In the study of international relations the battle of ideas in one way or another has always been between idealists and realists. Idealists have a fixed ideological notion of how the world works and try to manipulate the world to fit their often cloudy and confused vision, while realists except the constraints of reality and are able to design policy that may serve the interests of their society or a sub-stratum of it. Normative arguments are important, but they are utterly useless without a practical understanding of the empirical world.  Labor unions do not need a liberal ideological vision - they need a leader the likes of a labor Henry Kissinger who will fight dirty for selfish interests.
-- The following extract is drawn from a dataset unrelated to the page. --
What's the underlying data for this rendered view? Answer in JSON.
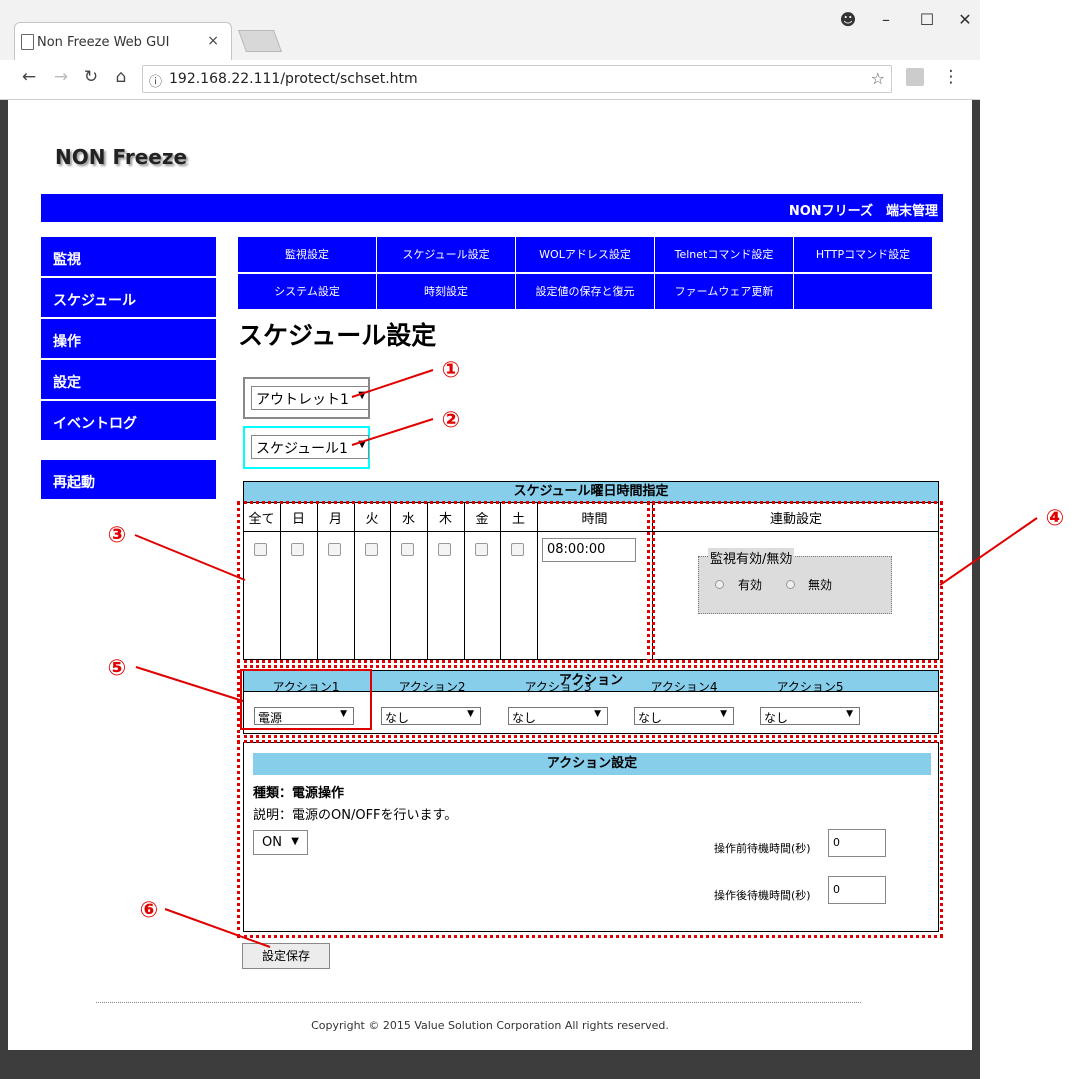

Yes I said selfish - individual unions and sectors will look out for their own workers, and national unions will look out for workers in their society to the detriment of others - the idea of international labor solidarity is nonsense. If the American worker protects himself, he may hurt the American consumer, and the Chinese worker. If workers in import-competing industry unions are successful at raising trade barriers, they hurt workers in exporting industries in addition to the American consumer who must now pay more for his consumption bundle.  Chinese workers are hurt every time we raise the barrier to the domestic market, and yet many have the gall to claim victory for the Average American, and sometimes the international community when they simply fight for themselves.  The rhetoric of egalitarianism is about as meaningful as George Bush's democracy rhetoric - if you buy it you are doomed to failure. If you are fighting to redistribute income it means you are taking something away from other people - not an abstract enemy - real people some of whom are other folks in similar jobs to your own.  Grand delusions about the moral superiority of labors position in society are not helpful to the labor cause.  A realist union strategy confronts labors need to look out for itself to the detriment of other groups in society.

Who is your real enemy, what is a realistic strategy to obtain your collective goals? What are the costs and benefits of this strategy to you and other actors in society?  And does any of this have to do with so-called Globalization?



[1] For an excellent introduction to this debate see EH Carr 1939.

January 17, 2005 in Globalization, Matthew R Tubin - Guest Blogger | Permalink | Comments (0) | TrackBack